= Directions for this task =
You are asked to filter the data below and copy every line holding "values".

Saved entries

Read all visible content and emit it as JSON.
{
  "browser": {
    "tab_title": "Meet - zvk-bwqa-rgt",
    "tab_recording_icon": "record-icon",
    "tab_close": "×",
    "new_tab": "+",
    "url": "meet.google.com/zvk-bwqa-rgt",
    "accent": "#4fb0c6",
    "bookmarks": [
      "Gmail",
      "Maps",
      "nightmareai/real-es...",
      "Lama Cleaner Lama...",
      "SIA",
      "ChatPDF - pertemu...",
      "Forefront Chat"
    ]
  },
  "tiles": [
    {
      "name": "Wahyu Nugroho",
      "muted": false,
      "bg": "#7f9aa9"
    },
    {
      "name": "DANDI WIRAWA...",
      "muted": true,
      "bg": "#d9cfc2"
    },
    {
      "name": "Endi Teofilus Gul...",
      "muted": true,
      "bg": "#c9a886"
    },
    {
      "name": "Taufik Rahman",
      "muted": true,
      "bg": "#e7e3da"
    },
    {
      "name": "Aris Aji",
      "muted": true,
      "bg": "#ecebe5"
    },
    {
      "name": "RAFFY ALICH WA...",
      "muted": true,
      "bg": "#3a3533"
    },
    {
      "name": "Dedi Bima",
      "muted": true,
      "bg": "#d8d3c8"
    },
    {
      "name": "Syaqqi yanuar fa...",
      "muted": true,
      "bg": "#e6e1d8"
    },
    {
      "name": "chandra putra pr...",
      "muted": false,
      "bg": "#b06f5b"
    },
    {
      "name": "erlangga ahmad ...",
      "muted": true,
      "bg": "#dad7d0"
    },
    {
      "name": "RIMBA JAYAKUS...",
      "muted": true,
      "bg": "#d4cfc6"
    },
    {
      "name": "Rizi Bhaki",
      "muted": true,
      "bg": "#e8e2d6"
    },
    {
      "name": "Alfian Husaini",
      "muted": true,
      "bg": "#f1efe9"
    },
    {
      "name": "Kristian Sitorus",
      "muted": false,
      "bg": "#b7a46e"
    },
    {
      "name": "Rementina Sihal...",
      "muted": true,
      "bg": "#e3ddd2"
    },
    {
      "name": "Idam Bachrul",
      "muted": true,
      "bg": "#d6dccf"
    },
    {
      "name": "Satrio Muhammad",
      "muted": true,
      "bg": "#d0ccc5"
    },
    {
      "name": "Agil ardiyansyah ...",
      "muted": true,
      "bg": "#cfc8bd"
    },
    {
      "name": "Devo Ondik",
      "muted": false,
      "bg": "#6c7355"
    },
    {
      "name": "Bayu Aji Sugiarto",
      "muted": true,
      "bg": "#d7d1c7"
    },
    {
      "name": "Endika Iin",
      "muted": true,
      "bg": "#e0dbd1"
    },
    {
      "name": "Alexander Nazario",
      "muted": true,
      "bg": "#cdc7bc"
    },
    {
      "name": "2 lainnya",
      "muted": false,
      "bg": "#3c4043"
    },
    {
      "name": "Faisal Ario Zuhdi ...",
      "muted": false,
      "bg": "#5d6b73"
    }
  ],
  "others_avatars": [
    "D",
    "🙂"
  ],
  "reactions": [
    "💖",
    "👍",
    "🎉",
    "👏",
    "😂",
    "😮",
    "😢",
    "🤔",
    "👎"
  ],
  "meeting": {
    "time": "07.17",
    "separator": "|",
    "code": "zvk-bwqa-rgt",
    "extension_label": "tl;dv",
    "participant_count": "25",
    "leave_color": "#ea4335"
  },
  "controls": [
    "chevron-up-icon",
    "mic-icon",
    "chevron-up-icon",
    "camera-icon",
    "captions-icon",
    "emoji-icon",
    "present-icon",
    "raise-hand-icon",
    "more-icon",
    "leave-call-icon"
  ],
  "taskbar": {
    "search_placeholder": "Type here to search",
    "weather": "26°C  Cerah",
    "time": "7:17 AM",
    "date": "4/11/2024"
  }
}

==

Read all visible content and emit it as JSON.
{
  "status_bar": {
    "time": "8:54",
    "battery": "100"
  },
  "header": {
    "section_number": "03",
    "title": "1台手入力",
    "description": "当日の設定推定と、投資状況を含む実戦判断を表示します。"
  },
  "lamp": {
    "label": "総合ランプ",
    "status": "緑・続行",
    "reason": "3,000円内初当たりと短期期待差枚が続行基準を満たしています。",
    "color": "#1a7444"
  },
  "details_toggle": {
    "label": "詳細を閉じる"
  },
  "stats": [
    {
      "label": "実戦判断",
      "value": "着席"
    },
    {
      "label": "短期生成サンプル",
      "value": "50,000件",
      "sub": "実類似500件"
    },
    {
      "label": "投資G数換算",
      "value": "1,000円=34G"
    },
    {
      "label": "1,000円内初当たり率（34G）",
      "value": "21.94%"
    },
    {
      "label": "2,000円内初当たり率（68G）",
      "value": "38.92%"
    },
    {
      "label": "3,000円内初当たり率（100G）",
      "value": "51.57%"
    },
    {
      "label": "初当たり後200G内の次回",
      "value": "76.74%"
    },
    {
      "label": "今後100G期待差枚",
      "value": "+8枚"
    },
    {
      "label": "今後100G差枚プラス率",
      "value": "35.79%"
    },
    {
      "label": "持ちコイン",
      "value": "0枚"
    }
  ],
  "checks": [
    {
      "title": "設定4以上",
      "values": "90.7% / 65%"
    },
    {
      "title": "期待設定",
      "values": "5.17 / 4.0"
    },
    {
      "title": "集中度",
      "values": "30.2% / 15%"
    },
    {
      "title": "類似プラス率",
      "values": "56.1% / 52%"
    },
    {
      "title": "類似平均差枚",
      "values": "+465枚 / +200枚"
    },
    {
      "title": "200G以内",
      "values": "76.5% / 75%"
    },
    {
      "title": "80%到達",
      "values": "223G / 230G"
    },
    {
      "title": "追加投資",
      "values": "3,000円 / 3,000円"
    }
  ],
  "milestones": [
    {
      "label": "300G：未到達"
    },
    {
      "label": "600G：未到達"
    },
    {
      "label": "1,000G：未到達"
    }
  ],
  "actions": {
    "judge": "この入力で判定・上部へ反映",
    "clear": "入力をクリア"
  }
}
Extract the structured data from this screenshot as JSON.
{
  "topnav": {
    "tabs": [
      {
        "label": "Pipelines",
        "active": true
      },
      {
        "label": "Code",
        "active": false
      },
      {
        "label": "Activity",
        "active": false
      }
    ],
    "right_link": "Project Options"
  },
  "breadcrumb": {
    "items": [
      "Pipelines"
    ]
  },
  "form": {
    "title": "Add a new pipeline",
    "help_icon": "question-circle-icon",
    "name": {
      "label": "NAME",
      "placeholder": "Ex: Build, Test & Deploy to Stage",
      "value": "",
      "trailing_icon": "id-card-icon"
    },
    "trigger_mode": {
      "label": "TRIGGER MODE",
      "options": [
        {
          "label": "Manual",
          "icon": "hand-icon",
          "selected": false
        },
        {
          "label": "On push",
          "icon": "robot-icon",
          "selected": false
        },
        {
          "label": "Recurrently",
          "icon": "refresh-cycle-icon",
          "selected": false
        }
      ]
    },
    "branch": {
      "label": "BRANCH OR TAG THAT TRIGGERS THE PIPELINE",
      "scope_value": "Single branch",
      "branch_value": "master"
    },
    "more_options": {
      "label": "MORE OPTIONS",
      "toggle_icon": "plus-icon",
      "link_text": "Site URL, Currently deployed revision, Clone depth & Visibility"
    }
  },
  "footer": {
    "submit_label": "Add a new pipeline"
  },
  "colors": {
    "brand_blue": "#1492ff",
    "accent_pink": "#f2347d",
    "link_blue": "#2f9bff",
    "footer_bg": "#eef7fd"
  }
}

= Task response =
      "values": "90.7% / 65%"
      "values": "5.17 / 4.0"
      "values": "30.2% / 15%"
      "values": "56.1% / 52%"
      "values": "+465枚 / +200枚"
      "values": "76.5% / 75%"
      "values": "223G / 230G"
      "values": "3,000円 / 3,000円"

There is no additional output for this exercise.